Scan the listing below. Copy each line that contains "FIND".

Top of EXERCISE MATERIALS

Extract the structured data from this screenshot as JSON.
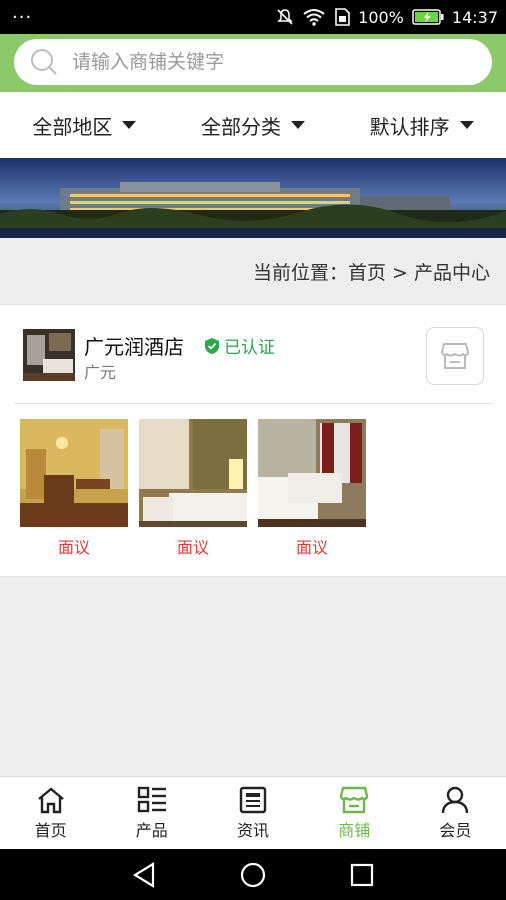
{
  "status_bar": {
    "dots": "···",
    "battery": "100%",
    "time": "14:37"
  },
  "search": {
    "placeholder": "请输入商铺关键字",
    "value": ""
  },
  "filters": [
    {
      "label": "全部地区"
    },
    {
      "label": "全部分类"
    },
    {
      "label": "默认排序"
    }
  ],
  "breadcrumb": "当前位置：首页 > 产品中心",
  "shop": {
    "name": "广元润酒店",
    "verified_label": "已认证",
    "city": "广元",
    "products": [
      {
        "price": "面议"
      },
      {
        "price": "面议"
      },
      {
        "price": "面议"
      }
    ]
  },
  "tabs": [
    {
      "label": "首页",
      "icon": "home-icon"
    },
    {
      "label": "产品",
      "icon": "list-icon"
    },
    {
      "label": "资讯",
      "icon": "news-icon"
    },
    {
      "label": "商铺",
      "icon": "store-icon",
      "active": true
    },
    {
      "label": "会员",
      "icon": "user-icon"
    }
  ],
  "colors": {
    "brand_green": "#8bc96a",
    "active_tab": "#6cb849",
    "price_red": "#e03c3c",
    "verified_green": "#29a84a"
  }
}
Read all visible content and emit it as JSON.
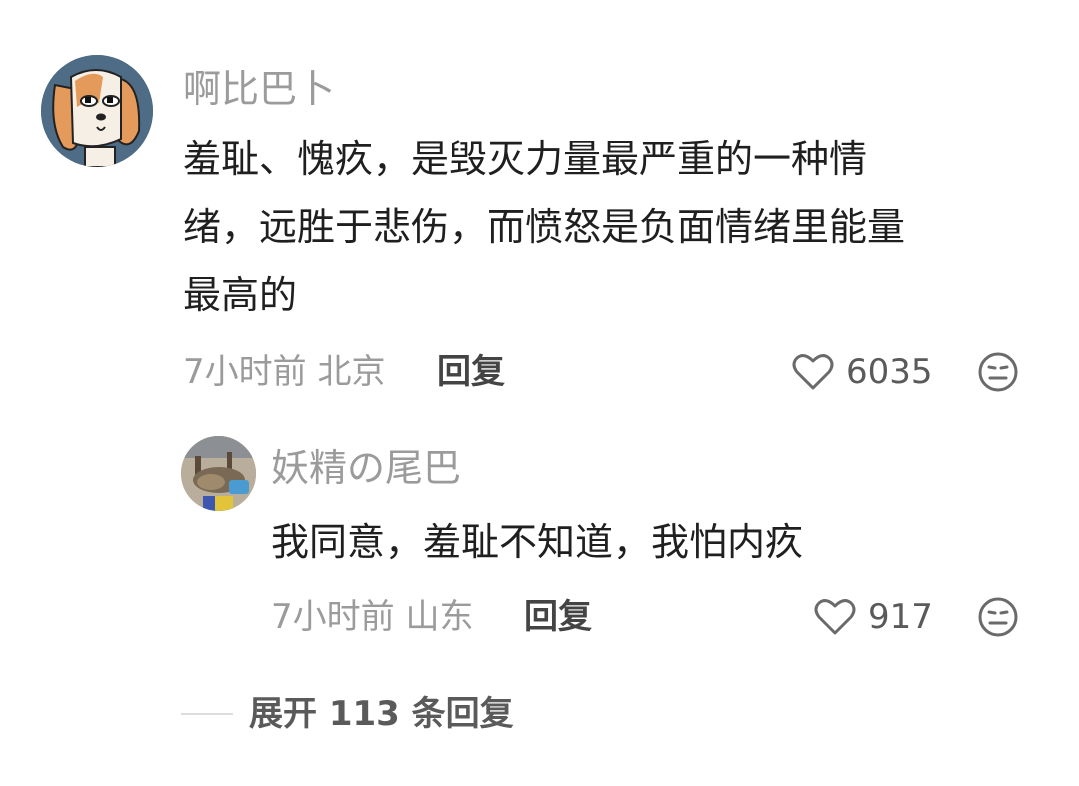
{
  "comment": {
    "username": "啊比巴卜",
    "text": "羞耻、愧疚，是毁灭力量最严重的一种情绪，远胜于悲伤，而愤怒是负面情绪里能量最高的",
    "lines": [
      "羞耻、愧疚，是毁灭力量最严重的一种情",
      "绪，远胜于悲伤，而愤怒是负面情绪里能量",
      "最高的"
    ],
    "time": "7小时前",
    "location": "北京",
    "reply_label": "回复",
    "likes": "6035",
    "avatar_icon": "cartoon-dog-avatar",
    "like_icon": "heart-outline-icon",
    "dislike_icon": "meh-face-icon"
  },
  "reply": {
    "username": "妖精の尾巴",
    "text": "我同意，羞耻不知道，我怕内疚",
    "time": "7小时前",
    "location": "山东",
    "reply_label": "回复",
    "likes": "917",
    "avatar_icon": "photo-avatar",
    "like_icon": "heart-outline-icon",
    "dislike_icon": "meh-face-icon"
  },
  "expand": {
    "label": "展开 113 条回复"
  },
  "colors": {
    "meta_gray": "#9b9b9b",
    "text_dark": "#1f1f1f",
    "avatar_bg": "#4f6c86"
  }
}
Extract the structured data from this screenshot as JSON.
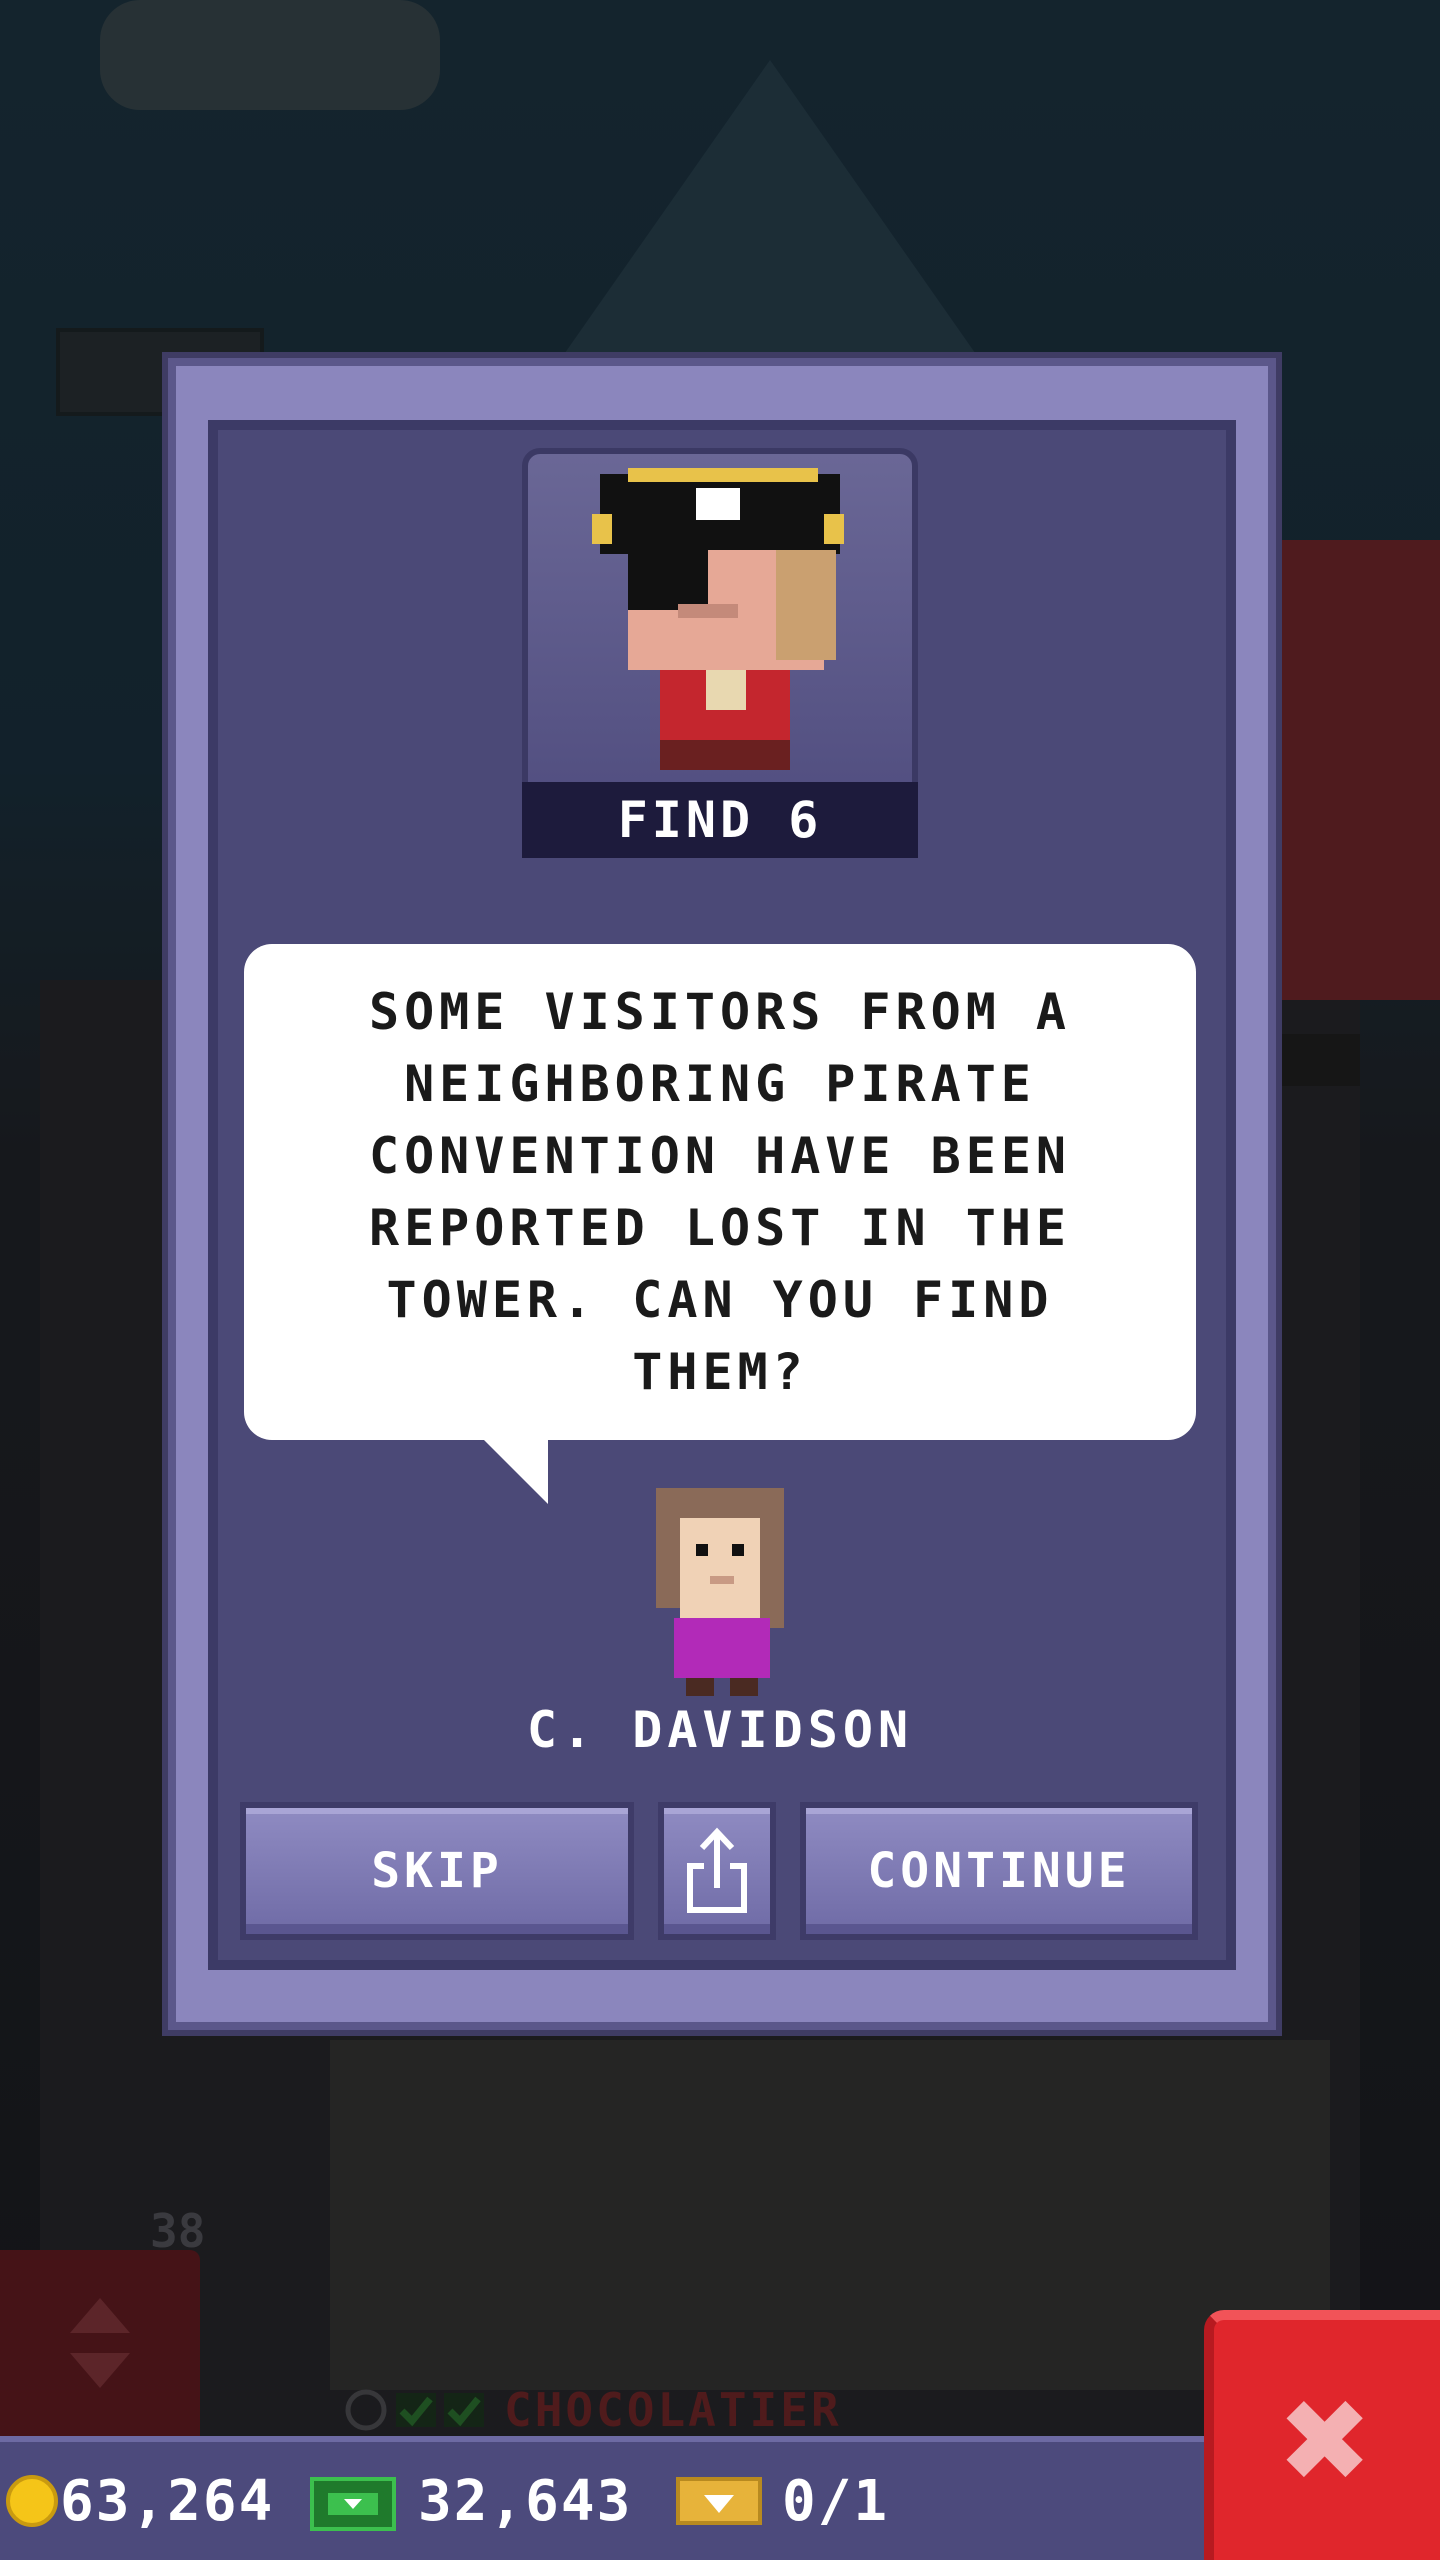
{
  "mission": {
    "objective_label": "FIND 6",
    "message": "SOME VISITORS FROM A NEIGHBORING PIRATE CONVENTION HAVE BEEN REPORTED LOST IN THE TOWER. CAN YOU FIND THEM?",
    "speaker_name": "C. DAVIDSON"
  },
  "buttons": {
    "skip_label": "SKIP",
    "continue_label": "CONTINUE"
  },
  "status": {
    "coins": "63,264",
    "bux": "32,643",
    "vip": "0/1"
  },
  "background": {
    "floor_name": "CHOCOLATIER",
    "floor_number": "38"
  },
  "colors": {
    "modal_frame": "#8b86bd",
    "modal_panel": "#4b4977",
    "button_face": "#8f8bc2",
    "close_button": "#e0262c",
    "status_bar": "#4c4a7c",
    "coin": "#f5c518",
    "bux": "#2e9e3e",
    "vip": "#e7b33a"
  },
  "icons": {
    "share": "share-icon",
    "coin": "coin-icon",
    "bux": "bux-icon",
    "vip": "vip-ticket-icon",
    "close": "close-icon",
    "elevator": "elevator-arrows-icon"
  }
}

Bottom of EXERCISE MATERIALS

RESULT BELOW:
    "objective_label": "FIND 6",
    "message": "SOME VISITORS FROM A NEIGHBORING PIRATE CONVENTION HAVE BEEN REPORTED LOST IN THE TOWER. CAN YOU FIND THEM?",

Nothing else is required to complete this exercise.